_Exercise aim_
Which lines in the material below contain the word "Maximum"? Copy each of them.

_Data shown_
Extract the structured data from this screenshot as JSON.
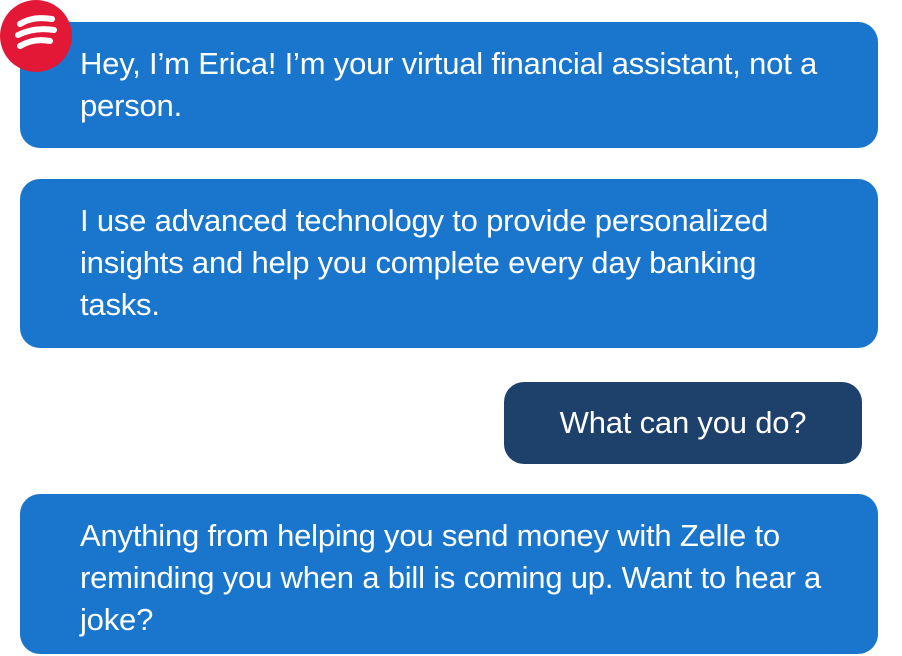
{
  "assistant": {
    "avatar_icon": "erica-logo-icon",
    "avatar_color": "#e31837"
  },
  "messages": [
    {
      "sender": "erica",
      "text": "Hey, I’m Erica! I’m your virtual financial assistant, not a person."
    },
    {
      "sender": "erica",
      "text": "I use advanced technology to provide personalized insights and help you complete every day banking tasks."
    },
    {
      "sender": "user",
      "text": "What can you do?"
    },
    {
      "sender": "erica",
      "text": "Anything from helping you send money with Zelle to reminding you when a bill is coming up. Want to hear a joke?"
    }
  ],
  "colors": {
    "erica_bubble": "#1976cc",
    "user_bubble": "#1d416b",
    "text": "#ffffff",
    "background": "#ffffff"
  }
}
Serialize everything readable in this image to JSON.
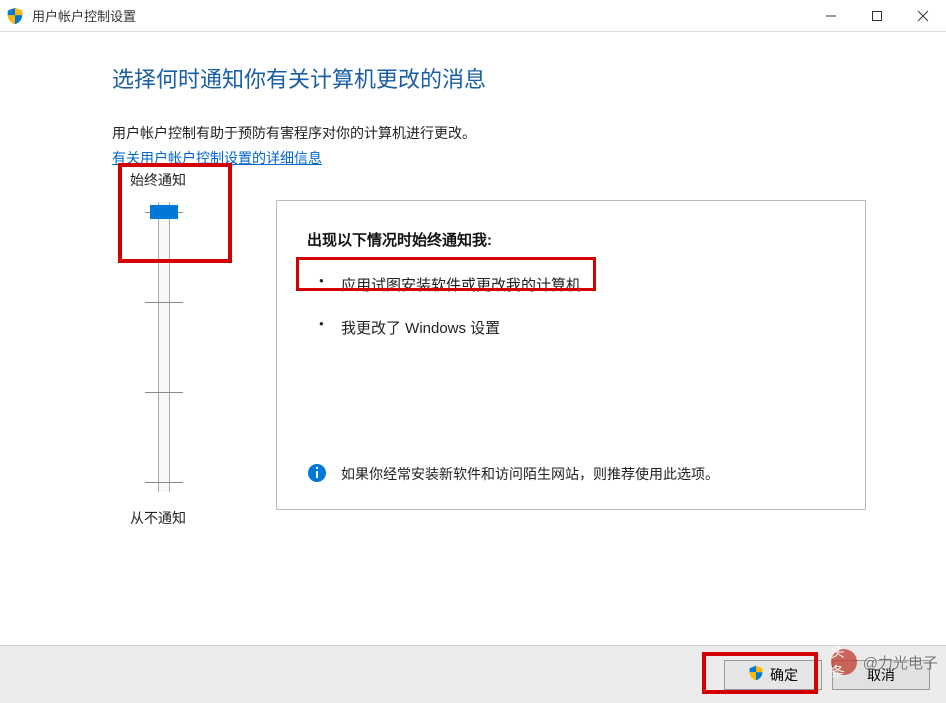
{
  "window": {
    "title": "用户帐户控制设置"
  },
  "page": {
    "heading": "选择何时通知你有关计算机更改的消息",
    "description": "用户帐户控制有助于预防有害程序对你的计算机进行更改。",
    "detail_link": "有关用户帐户控制设置的详细信息"
  },
  "slider": {
    "top_label": "始终通知",
    "bottom_label": "从不通知",
    "position": 0,
    "levels": 4
  },
  "info": {
    "heading": "出现以下情况时始终通知我:",
    "bullets": [
      "应用试图安装软件或更改我的计算机",
      "我更改了 Windows 设置"
    ],
    "recommendation": "如果你经常安装新软件和访问陌生网站，则推荐使用此选项。"
  },
  "buttons": {
    "ok": "确定",
    "cancel": "取消"
  },
  "watermark": {
    "prefix": "头条",
    "text": "@力光电子"
  }
}
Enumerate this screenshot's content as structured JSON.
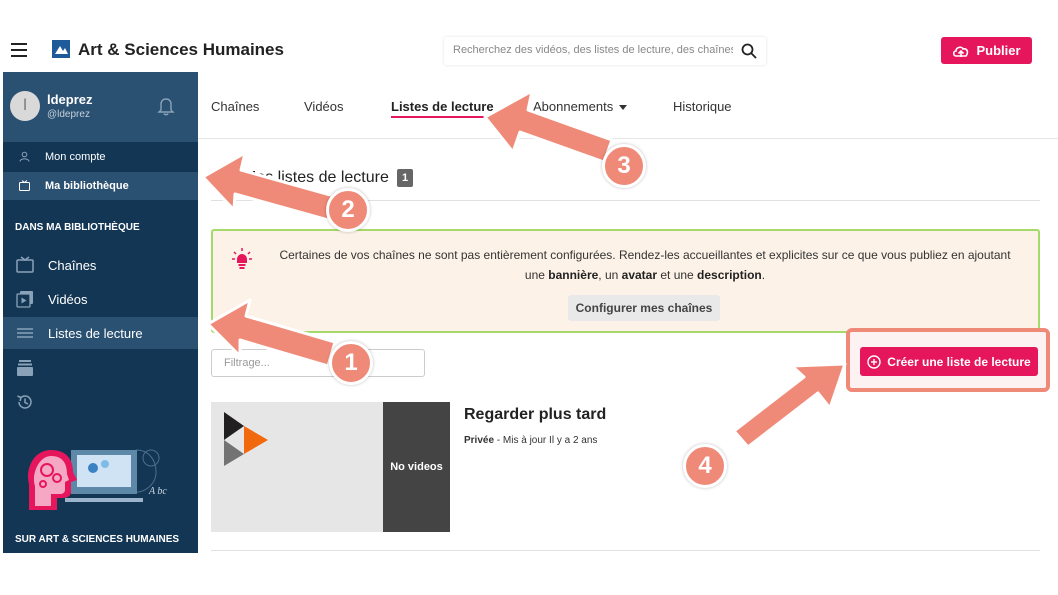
{
  "header": {
    "brand": "Art & Sciences Humaines",
    "search_placeholder": "Recherchez des vidéos, des listes de lecture, des chaînes",
    "publish_label": "Publier"
  },
  "sidebar": {
    "user": {
      "avatar_letter": "l",
      "name": "ldeprez",
      "handle": "@ldeprez"
    },
    "top_items": [
      {
        "label": "Mon compte",
        "icon": "user-icon"
      },
      {
        "label": "Ma bibliothèque",
        "icon": "library-icon",
        "active": true
      }
    ],
    "section_title": "DANS MA BIBLIOTHÈQUE",
    "items": [
      {
        "label": "Chaînes",
        "icon": "tv-icon"
      },
      {
        "label": "Vidéos",
        "icon": "video-icon"
      },
      {
        "label": "Listes de lecture",
        "icon": "list-icon",
        "active": true
      }
    ],
    "footer_section": "SUR ART & SCIENCES HUMAINES"
  },
  "tabs": [
    {
      "label": "Chaînes"
    },
    {
      "label": "Vidéos"
    },
    {
      "label": "Listes de lecture",
      "active": true
    },
    {
      "label": "Abonnements",
      "has_dropdown": true
    },
    {
      "label": "Historique"
    }
  ],
  "main": {
    "title": "Mes listes de lecture",
    "count": "1",
    "alert": {
      "text_1": "Certaines de vos chaînes ne sont pas entièrement configurées. Rendez-les accueillantes et explicites sur ce que vous publiez en ajoutant une ",
      "bold_1": "bannière",
      "text_2": ", un ",
      "bold_2": "avatar",
      "text_3": " et une ",
      "bold_3": "description",
      "text_4": ".",
      "button_label": "Configurer mes chaînes"
    },
    "filter_placeholder": "Filtrage...",
    "create_label": "Créer une liste de lecture",
    "playlist": {
      "thumb_label": "No videos",
      "title": "Regarder plus tard",
      "privacy": "Privée",
      "updated": " - Mis à jour Il y a 2 ans"
    }
  },
  "annotations": [
    "1",
    "2",
    "3",
    "4"
  ],
  "colors": {
    "accent": "#e5165c",
    "sidebar_bg": "#133655",
    "sidebar_active": "#2a5072",
    "annotation": "#f08a78",
    "alert_bg": "#fdf2e7",
    "alert_border": "#a6d96a"
  }
}
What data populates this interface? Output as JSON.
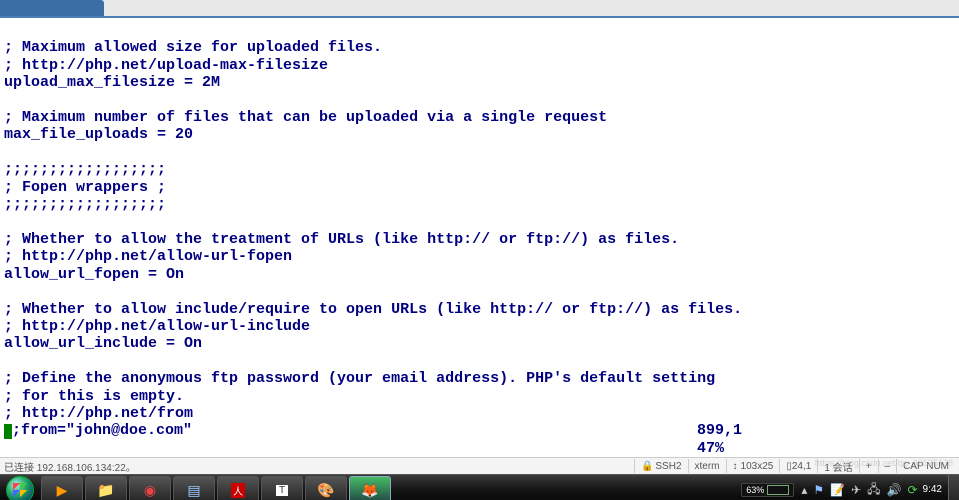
{
  "editor": {
    "lines": [
      "; Maximum allowed size for uploaded files.",
      "; http://php.net/upload-max-filesize",
      "upload_max_filesize = 2M",
      "",
      "; Maximum number of files that can be uploaded via a single request",
      "max_file_uploads = 20",
      "",
      ";;;;;;;;;;;;;;;;;;",
      "; Fopen wrappers ;",
      ";;;;;;;;;;;;;;;;;;",
      "",
      "; Whether to allow the treatment of URLs (like http:// or ftp://) as files.",
      "; http://php.net/allow-url-fopen",
      "allow_url_fopen = On",
      "",
      "; Whether to allow include/require to open URLs (like http:// or ftp://) as files.",
      "; http://php.net/allow-url-include",
      "allow_url_include = On",
      "",
      "; Define the anonymous ftp password (your email address). PHP's default setting",
      "; for this is empty.",
      "; http://php.net/from"
    ],
    "cursor_line": ";from=\"john@doe.com\"",
    "vim_position": "899,1",
    "vim_percent": "47%"
  },
  "terminal_status": {
    "connection": "已连接 192.168.106.134:22。",
    "ssh": "SSH2",
    "term": "xterm",
    "size": "103x25",
    "rc": "24,1",
    "sessions": "1 会话",
    "caps": "CAP  NUM"
  },
  "taskbar": {
    "battery_percent": "63%",
    "clock": "9:42"
  },
  "watermark": "https://blog.csdn.net/qq_38525138"
}
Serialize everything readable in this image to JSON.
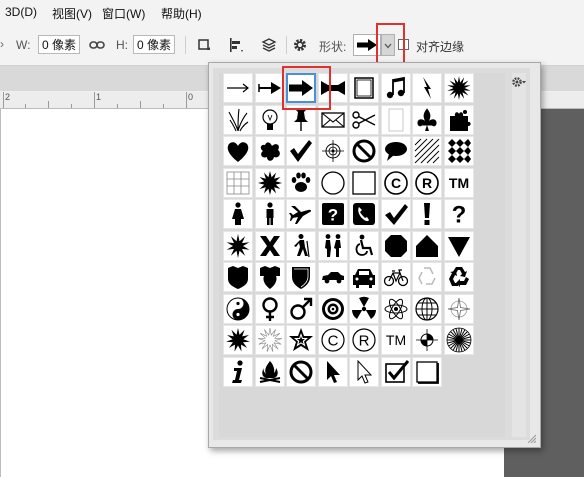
{
  "menu": {
    "items": [
      {
        "id": "3d",
        "label": "3D(D)"
      },
      {
        "id": "view",
        "label": "视图(V)"
      },
      {
        "id": "window",
        "label": "窗口(W)"
      },
      {
        "id": "help",
        "label": "帮助(H)"
      }
    ]
  },
  "options": {
    "w_label": "W:",
    "w_value": "0 像素",
    "h_label": "H:",
    "h_value": "0 像素",
    "shape_label": "形状:",
    "align_edges_label": "对齐边缘"
  },
  "ruler": {
    "labels": [
      "2",
      "1",
      "0"
    ]
  },
  "shape_picker": {
    "selected_shape": "arrow-9",
    "shapes": [
      [
        "arrow-thin",
        "arrow-5",
        "arrow-9",
        "banner",
        "frame-border-2",
        "eighth-notes",
        "lightning",
        "boom-1"
      ],
      [
        "grass",
        "light-bulb",
        "thumbtack",
        "envelope",
        "scissors",
        "blank-frame",
        "fleur-de-lis",
        "puzzle"
      ],
      [
        "heart",
        "ink-blot",
        "checkmark",
        "target",
        "no-symbol",
        "talk-bubble",
        "diagonal-lines",
        "diamond-grid"
      ],
      [
        "grid",
        "boom-2",
        "paw-print",
        "circle-frame",
        "square-frame",
        "copyright",
        "registered",
        "trademark"
      ],
      [
        "female",
        "male",
        "airplane",
        "help",
        "telephone",
        "checkmark-2",
        "exclamation",
        "question"
      ],
      [
        "boom-3",
        "x-mark",
        "hiker",
        "pedestrian",
        "handicapped",
        "stop-sign",
        "school-zone",
        "yield"
      ],
      [
        "shield-1",
        "shield-2",
        "shield-3",
        "car-side",
        "car-front",
        "bicycle",
        "recycle-light",
        "recycle"
      ],
      [
        "yin-yang",
        "female-symbol",
        "male-symbol",
        "bullseye",
        "radioactive",
        "atom",
        "globe",
        "compass"
      ],
      [
        "boom-4",
        "boom-light",
        "star-badge",
        "copyright-2",
        "registered-2",
        "trademark-2",
        "registration-target",
        "sunburst"
      ],
      [
        "information",
        "campfire",
        "no-symbol-2",
        "pointer",
        "pointer-outline",
        "checkbox-checked",
        "checkbox-empty"
      ]
    ]
  },
  "colors": {
    "highlight": "#e03131",
    "selection": "#4a90d9"
  }
}
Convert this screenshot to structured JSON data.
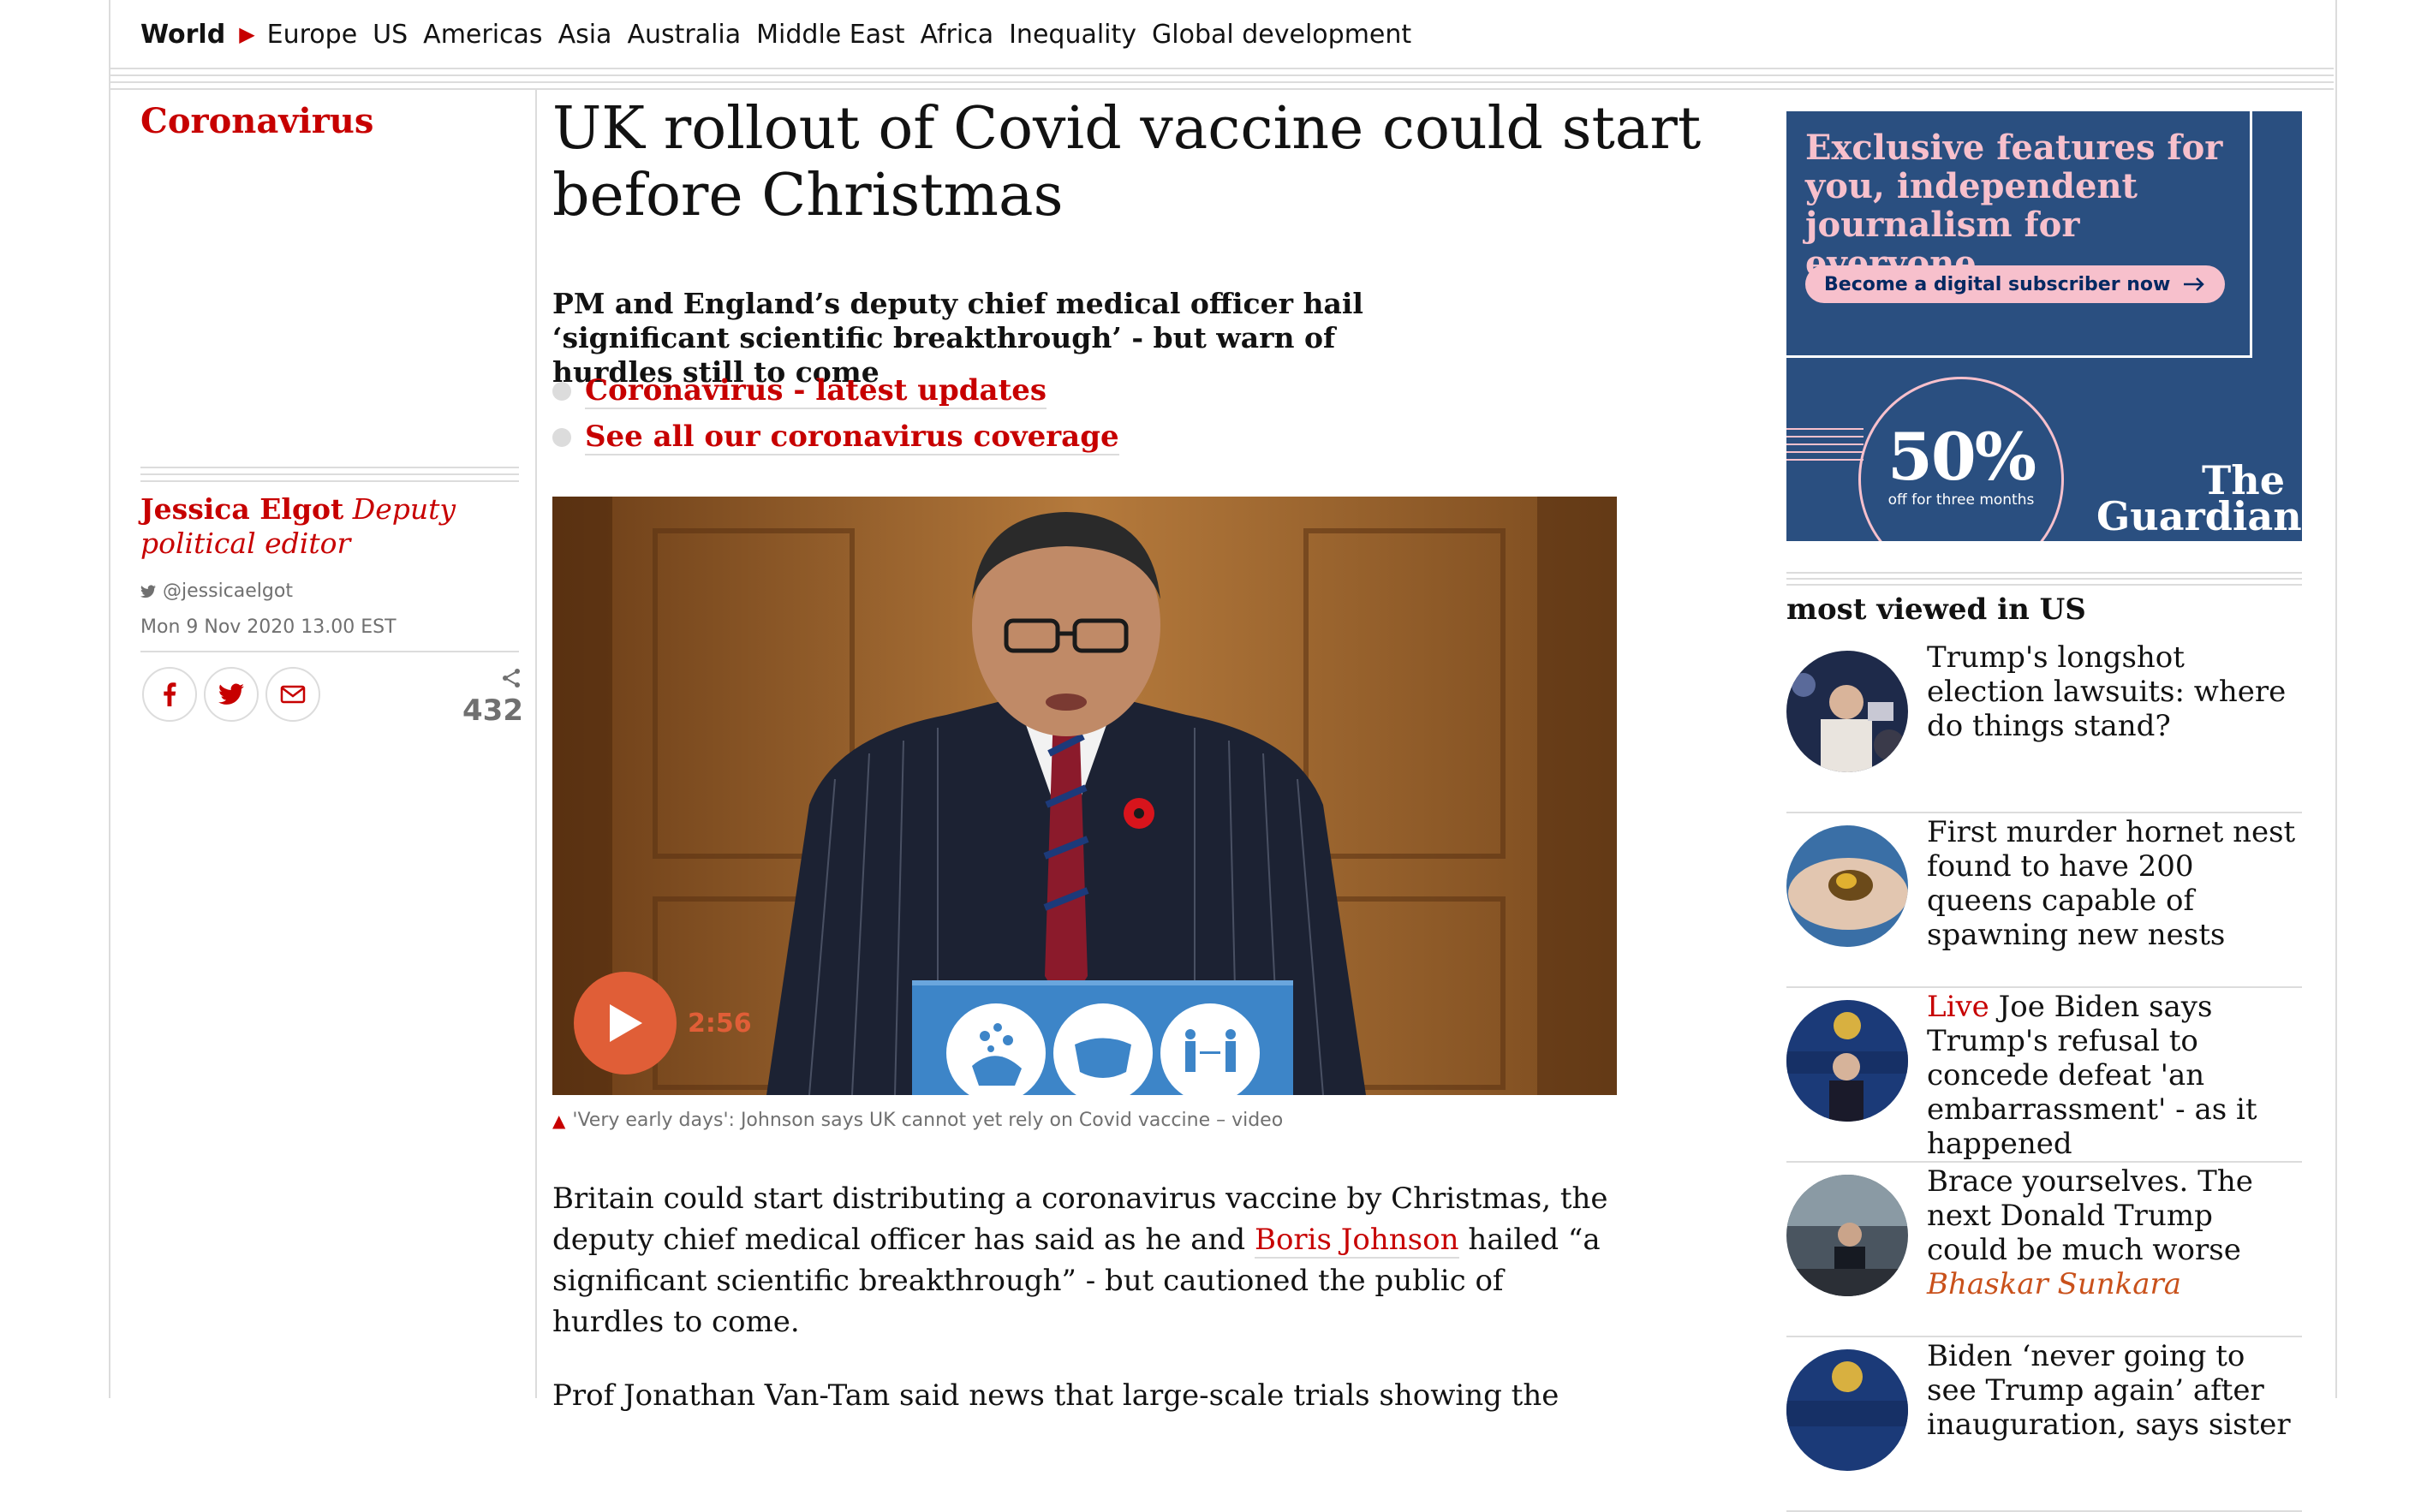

_Solution below_
      "; Maximum allowed size for uploaded files.",
      "; Maximum number of files that can be uploaded via a single request",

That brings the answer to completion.